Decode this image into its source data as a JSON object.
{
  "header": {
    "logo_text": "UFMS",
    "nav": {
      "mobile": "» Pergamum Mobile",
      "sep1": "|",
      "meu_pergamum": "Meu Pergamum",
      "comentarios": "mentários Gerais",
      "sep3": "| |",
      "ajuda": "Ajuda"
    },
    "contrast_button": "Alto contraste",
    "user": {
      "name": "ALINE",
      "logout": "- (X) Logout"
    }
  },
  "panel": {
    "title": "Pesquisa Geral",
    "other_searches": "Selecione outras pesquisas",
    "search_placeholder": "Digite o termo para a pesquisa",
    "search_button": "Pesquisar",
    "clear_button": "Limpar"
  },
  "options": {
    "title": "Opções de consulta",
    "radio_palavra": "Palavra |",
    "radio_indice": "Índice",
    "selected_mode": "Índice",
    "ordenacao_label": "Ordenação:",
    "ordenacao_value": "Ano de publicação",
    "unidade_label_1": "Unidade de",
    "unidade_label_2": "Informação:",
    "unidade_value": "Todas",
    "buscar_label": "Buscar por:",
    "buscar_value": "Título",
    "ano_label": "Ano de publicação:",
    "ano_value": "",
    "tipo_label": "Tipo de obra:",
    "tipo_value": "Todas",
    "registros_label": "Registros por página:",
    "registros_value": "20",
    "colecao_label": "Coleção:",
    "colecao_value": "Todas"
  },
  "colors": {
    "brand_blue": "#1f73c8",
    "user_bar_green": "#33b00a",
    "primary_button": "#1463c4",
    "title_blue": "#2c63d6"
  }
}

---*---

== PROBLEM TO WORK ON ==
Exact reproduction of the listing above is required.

== EXERCISE RESULT ==
Decode this image into its source data as a JSON object.
{
  "header": {
    "logo_text": "UFMS",
    "nav": {
      "mobile": "» Pergamum Mobile",
      "sep1": "|",
      "meu_pergamum": "Meu Pergamum",
      "comentarios": "mentários Gerais",
      "sep3": "| |",
      "ajuda": "Ajuda"
    },
    "contrast_button": "Alto contraste",
    "user": {
      "name": "ALINE",
      "logout": "- (X) Logout"
    }
  },
  "panel": {
    "title": "Pesquisa Geral",
    "other_searches": "Selecione outras pesquisas",
    "search_placeholder": "Digite o termo para a pesquisa",
    "search_button": "Pesquisar",
    "clear_button": "Limpar"
  },
  "options": {
    "title": "Opções de consulta",
    "radio_palavra": "Palavra |",
    "radio_indice": "Índice",
    "selected_mode": "Índice",
    "ordenacao_label": "Ordenação:",
    "ordenacao_value": "Ano de publicação",
    "unidade_label_1": "Unidade de",
    "unidade_label_2": "Informação:",
    "unidade_value": "Todas",
    "buscar_label": "Buscar por:",
    "buscar_value": "Título",
    "ano_label": "Ano de publicação:",
    "ano_value": "",
    "tipo_label": "Tipo de obra:",
    "tipo_value": "Todas",
    "registros_label": "Registros por página:",
    "registros_value": "20",
    "colecao_label": "Coleção:",
    "colecao_value": "Todas"
  },
  "colors": {
    "brand_blue": "#1f73c8",
    "user_bar_green": "#33b00a",
    "primary_button": "#1463c4",
    "title_blue": "#2c63d6"
  }
}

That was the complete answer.